    I think the secret of making Elgg a better framework is within the posts and discussions on this community. It is our job as community members to search, read and try to implement those ideas in order for Elgg to grow.

    For example 3 years ago on GitHub one of us tried to develop Laravel's controllers for elgg.

  • I honestly don't think the community has much to contribute to Elgg's future. It's a lot of discordant voices that all want a different thing. What we need is people like Michele, who invest time and funds to drive Elgg development based on real-life use cases. All the discussions that happened here in the past about the "future" ended up pissing off everyone on the core team and not resulting in anything constructive. What Elgg needs is people who don't talk much but do work and contribute actual code to core. We need people with vision who can translate it into code. I have the roadmap figured out in my head, but I am burned out and don't want to lead the way. I will put together my thoughts in a list, perhaps it might inspire someone.

  • Hello guys nice discussion on how to move elgg forward..
    I would love to ask some questions based on this discussion... Thanks

    Question 1:
    "because there are superior suites, like Laravel"
    Is laravel better than elgg?..cos I do brag about elgg being better than laravel with my friends.

    Question 2:
    " Elgg is great for testing ideas and working with small budgets"
    Is elgg no longer suitable or great for building large communities or enterprise startup communities?

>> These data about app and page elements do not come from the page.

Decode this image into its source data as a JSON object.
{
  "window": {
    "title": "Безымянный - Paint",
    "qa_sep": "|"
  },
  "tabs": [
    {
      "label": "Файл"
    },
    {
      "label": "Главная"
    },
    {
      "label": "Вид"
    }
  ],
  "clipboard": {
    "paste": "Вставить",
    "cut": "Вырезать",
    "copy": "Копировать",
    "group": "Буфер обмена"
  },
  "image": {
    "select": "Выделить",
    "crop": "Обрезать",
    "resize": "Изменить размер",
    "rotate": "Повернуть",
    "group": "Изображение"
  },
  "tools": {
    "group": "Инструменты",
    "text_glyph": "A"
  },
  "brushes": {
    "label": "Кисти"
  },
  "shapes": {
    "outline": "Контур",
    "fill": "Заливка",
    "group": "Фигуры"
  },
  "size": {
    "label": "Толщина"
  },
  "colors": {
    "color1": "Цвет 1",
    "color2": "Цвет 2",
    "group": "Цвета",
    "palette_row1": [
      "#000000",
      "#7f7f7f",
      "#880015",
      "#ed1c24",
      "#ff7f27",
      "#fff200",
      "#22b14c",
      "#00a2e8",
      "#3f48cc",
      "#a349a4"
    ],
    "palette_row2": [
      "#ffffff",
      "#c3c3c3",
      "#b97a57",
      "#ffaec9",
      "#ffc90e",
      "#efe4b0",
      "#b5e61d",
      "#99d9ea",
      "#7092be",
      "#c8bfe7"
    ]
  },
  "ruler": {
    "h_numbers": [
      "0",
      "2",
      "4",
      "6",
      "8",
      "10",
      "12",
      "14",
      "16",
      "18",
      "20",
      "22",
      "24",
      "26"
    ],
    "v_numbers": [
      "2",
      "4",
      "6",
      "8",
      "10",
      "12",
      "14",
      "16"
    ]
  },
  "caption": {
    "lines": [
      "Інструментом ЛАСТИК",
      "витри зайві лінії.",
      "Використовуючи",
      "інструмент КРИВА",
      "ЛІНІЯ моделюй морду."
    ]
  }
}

  • 1) Laravel comes barebones, so Elgg wins in terms of how much functionality you can get out of it by installing a bunch of plugins. Laravel wins in terms of its architecture and mindset that allows you to build high class large scale apps. Testability of Laravel apps is much higher, so I think it beats Elgg in terms of long-term maintenance and growth burden. But in reality Elgg can be a Laravel app, ultimately Laravel is a set of tools, so we could throw away all the wheels that Elgg has reinvented and use Laravel as a foundation. Once I am more comfortable with Laravel I'd like to try and put Elgg on top of it.
    2) Sure you can. It depends on your needs. We still use Elgg a lot, but Laravel might be more suitable for custom projects. The amount of work that goes into customising Elgg, dealing with third-party plugins, corky UI, expensive database queries sometime outweighs the effort that would go into building a Laravel app from scratch.

  • I appreciate the Elgg cheerleading and putting thought into this!

    I think we have to consider what unique value Elgg brings to the table, and whether or not we would be better off in a world where Elgg were a set of APIs/features within another ecosystem. To attract devs a system must have either a great developer experience (Laravel/Symfony) or an undeniably rich featureset (Drupal) or community (WordPress). Elgg is lacking all three.

    Drupal is really Elgg's big sister, built with the same everything-is-hookable/plugins-working-together spirit, and already has so many CMS features Elgg users want: Web-configurable Views, Panels, Paragraphs, Rules, Taxonomy, roles, workflows. For entities: custom ordering, URL paths, revisions, translations. And Elgg could benefit from its fragment caching, CDN support, and efficient DB structures.

    But that cost: Drupal's APIs and coding conventions are arguably worse than Elgg's (some notable exceptions, like forms) and it's a behemoth out of the box.

    The big features of Laravel I think are its docs, and Laracasts. I think Symfony can do all the same, but I feel like I'd do more digging. Symfony 4 is around the corner. As we stew on this it'll be interesting to see what changes in the Symfony world.